Aim of the exercise: I need the number of lines in the data that contain the word "text", and nothing beyond it.

Study material:
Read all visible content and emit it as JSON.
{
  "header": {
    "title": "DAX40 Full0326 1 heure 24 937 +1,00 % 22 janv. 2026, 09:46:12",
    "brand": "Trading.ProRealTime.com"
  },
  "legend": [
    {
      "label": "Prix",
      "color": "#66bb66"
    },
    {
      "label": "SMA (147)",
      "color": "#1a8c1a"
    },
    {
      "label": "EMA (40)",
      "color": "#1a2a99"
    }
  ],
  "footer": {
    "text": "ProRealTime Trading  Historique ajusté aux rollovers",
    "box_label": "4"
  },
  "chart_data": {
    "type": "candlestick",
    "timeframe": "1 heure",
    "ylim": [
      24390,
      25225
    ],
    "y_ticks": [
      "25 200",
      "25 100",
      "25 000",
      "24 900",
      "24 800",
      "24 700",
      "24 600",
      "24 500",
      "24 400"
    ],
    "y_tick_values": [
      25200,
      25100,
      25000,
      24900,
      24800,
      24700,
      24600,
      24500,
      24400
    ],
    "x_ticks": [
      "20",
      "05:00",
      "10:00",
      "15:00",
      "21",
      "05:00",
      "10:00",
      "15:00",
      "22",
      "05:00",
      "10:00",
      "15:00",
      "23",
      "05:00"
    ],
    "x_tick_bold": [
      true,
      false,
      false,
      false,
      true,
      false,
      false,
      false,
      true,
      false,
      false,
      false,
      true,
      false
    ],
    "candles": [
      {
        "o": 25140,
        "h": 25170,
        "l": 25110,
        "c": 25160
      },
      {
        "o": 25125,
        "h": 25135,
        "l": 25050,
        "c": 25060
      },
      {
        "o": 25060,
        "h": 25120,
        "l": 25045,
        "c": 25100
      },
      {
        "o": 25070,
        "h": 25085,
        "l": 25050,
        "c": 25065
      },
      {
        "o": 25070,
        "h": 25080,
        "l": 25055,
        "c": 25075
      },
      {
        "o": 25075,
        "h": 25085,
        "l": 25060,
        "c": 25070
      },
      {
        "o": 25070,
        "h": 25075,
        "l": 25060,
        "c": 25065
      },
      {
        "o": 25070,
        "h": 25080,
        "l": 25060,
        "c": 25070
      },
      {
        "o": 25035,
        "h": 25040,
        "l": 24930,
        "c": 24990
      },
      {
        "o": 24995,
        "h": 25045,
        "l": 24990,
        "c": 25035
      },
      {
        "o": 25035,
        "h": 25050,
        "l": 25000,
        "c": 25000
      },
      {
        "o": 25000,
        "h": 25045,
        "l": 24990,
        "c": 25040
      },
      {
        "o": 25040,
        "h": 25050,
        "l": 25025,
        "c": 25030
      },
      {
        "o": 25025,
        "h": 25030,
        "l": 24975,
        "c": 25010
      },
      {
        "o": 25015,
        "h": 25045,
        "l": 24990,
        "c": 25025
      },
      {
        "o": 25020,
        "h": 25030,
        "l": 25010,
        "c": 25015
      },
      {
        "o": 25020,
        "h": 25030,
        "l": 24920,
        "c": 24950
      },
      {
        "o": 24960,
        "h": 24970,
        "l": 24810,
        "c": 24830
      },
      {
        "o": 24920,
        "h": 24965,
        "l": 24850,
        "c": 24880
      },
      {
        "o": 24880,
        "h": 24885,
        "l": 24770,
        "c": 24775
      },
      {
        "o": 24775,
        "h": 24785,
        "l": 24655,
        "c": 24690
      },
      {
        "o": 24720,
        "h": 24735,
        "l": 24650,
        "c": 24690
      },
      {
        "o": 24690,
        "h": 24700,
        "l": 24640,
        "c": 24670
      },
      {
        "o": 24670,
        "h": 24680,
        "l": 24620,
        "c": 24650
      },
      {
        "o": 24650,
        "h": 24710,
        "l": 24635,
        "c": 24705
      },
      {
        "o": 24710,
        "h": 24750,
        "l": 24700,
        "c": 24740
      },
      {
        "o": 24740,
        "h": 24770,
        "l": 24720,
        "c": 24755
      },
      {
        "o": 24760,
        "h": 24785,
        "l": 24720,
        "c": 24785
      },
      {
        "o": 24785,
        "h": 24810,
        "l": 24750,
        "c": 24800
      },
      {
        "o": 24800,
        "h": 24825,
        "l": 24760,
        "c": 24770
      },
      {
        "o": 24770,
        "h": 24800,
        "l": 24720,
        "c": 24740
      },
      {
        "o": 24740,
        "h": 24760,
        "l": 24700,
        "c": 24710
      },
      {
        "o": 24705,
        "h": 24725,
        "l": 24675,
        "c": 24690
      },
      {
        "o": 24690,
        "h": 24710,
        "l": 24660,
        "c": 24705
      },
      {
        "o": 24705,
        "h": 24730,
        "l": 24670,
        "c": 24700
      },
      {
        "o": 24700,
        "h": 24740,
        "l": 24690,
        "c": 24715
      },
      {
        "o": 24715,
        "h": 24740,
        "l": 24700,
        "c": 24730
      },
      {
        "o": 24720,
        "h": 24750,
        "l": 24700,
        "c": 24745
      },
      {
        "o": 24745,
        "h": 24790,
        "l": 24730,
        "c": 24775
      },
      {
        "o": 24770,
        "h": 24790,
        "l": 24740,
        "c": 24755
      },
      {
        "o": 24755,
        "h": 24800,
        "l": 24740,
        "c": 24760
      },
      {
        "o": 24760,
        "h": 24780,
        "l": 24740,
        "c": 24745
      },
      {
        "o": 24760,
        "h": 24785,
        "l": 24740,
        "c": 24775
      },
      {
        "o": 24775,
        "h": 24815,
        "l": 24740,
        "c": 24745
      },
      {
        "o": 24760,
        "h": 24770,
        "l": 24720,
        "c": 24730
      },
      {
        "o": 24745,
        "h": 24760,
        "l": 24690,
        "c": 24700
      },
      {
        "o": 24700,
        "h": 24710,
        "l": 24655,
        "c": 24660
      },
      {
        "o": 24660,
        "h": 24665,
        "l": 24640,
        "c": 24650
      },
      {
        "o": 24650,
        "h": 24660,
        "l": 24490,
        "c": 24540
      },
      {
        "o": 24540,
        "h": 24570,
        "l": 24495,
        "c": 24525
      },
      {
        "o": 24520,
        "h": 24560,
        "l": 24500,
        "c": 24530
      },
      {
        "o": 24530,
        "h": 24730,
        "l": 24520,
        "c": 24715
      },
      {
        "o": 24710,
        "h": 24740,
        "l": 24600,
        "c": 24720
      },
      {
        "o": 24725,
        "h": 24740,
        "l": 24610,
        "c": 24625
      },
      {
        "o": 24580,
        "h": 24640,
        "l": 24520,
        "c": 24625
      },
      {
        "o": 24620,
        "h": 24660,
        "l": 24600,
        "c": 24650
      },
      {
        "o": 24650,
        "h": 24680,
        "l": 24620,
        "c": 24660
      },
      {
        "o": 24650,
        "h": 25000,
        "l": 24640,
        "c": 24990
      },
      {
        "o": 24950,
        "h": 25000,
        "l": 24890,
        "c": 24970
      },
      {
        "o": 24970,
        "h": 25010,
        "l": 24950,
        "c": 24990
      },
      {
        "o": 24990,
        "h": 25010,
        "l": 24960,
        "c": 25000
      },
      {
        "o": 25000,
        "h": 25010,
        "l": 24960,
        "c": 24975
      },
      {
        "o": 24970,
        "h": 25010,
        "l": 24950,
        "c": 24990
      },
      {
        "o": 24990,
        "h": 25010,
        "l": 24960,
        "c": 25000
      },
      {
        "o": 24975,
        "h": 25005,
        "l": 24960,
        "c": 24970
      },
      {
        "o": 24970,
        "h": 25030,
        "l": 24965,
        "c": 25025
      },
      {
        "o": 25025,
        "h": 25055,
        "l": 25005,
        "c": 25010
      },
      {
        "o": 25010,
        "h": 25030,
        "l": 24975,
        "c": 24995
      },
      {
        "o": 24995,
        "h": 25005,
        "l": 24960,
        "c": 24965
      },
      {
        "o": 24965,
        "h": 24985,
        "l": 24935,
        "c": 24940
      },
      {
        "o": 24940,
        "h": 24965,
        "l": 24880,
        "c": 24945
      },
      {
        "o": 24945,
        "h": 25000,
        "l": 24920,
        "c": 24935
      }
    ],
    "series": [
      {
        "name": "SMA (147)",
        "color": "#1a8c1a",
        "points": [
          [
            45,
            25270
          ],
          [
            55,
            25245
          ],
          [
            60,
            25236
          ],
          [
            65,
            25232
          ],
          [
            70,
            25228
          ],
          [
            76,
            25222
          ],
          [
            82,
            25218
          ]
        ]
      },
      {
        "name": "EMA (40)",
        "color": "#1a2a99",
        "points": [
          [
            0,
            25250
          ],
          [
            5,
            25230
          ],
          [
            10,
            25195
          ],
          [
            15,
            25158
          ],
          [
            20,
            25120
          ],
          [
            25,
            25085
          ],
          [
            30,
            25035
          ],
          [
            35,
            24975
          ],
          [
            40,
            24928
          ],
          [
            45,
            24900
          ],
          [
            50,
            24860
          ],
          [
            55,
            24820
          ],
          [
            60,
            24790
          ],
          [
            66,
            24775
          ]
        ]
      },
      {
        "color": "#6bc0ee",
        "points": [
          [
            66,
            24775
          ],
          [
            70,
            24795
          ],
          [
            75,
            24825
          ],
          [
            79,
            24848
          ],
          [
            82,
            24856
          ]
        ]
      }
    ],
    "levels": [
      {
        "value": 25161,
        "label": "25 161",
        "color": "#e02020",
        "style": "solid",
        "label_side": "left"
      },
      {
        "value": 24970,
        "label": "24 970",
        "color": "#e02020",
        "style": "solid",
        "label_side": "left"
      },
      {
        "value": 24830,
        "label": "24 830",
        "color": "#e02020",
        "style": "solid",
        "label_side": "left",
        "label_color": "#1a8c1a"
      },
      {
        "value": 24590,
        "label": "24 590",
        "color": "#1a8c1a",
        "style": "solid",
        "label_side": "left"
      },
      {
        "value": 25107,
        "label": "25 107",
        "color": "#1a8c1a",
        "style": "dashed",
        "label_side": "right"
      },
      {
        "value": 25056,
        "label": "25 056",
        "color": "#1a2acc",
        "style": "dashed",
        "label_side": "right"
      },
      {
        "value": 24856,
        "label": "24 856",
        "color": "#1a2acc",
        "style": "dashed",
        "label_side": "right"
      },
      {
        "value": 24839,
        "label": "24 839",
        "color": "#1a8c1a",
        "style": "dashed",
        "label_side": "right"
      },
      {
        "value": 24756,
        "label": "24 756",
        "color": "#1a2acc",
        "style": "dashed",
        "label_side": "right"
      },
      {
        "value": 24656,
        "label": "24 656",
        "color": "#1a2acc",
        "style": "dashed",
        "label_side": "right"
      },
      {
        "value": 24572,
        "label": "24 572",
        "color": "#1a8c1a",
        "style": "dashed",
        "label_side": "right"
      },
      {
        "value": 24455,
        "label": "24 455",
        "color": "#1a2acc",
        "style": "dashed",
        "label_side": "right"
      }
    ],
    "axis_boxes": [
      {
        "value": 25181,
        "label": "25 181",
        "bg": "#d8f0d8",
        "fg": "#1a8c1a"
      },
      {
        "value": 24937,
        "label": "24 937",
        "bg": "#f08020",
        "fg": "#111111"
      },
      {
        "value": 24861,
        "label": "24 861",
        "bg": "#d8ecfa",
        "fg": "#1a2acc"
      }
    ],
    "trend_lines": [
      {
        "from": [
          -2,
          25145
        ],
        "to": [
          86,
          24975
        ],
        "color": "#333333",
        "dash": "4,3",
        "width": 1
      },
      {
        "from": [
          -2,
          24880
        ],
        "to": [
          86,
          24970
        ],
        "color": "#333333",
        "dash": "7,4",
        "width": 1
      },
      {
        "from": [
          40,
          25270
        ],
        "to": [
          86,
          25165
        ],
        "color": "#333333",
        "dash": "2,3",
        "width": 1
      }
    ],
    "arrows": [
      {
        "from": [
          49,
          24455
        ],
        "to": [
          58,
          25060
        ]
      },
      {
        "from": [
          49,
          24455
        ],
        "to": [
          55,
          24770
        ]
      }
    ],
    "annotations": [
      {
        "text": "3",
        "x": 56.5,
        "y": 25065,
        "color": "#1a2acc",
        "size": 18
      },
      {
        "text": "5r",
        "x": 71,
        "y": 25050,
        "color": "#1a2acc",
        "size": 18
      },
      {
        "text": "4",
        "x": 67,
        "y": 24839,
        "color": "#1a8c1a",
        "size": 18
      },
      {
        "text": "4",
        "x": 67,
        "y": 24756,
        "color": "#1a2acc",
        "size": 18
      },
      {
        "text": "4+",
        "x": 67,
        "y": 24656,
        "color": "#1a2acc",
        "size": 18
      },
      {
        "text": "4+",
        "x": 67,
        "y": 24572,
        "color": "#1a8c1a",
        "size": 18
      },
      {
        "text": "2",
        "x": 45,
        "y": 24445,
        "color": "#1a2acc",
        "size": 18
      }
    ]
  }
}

Your solution: 8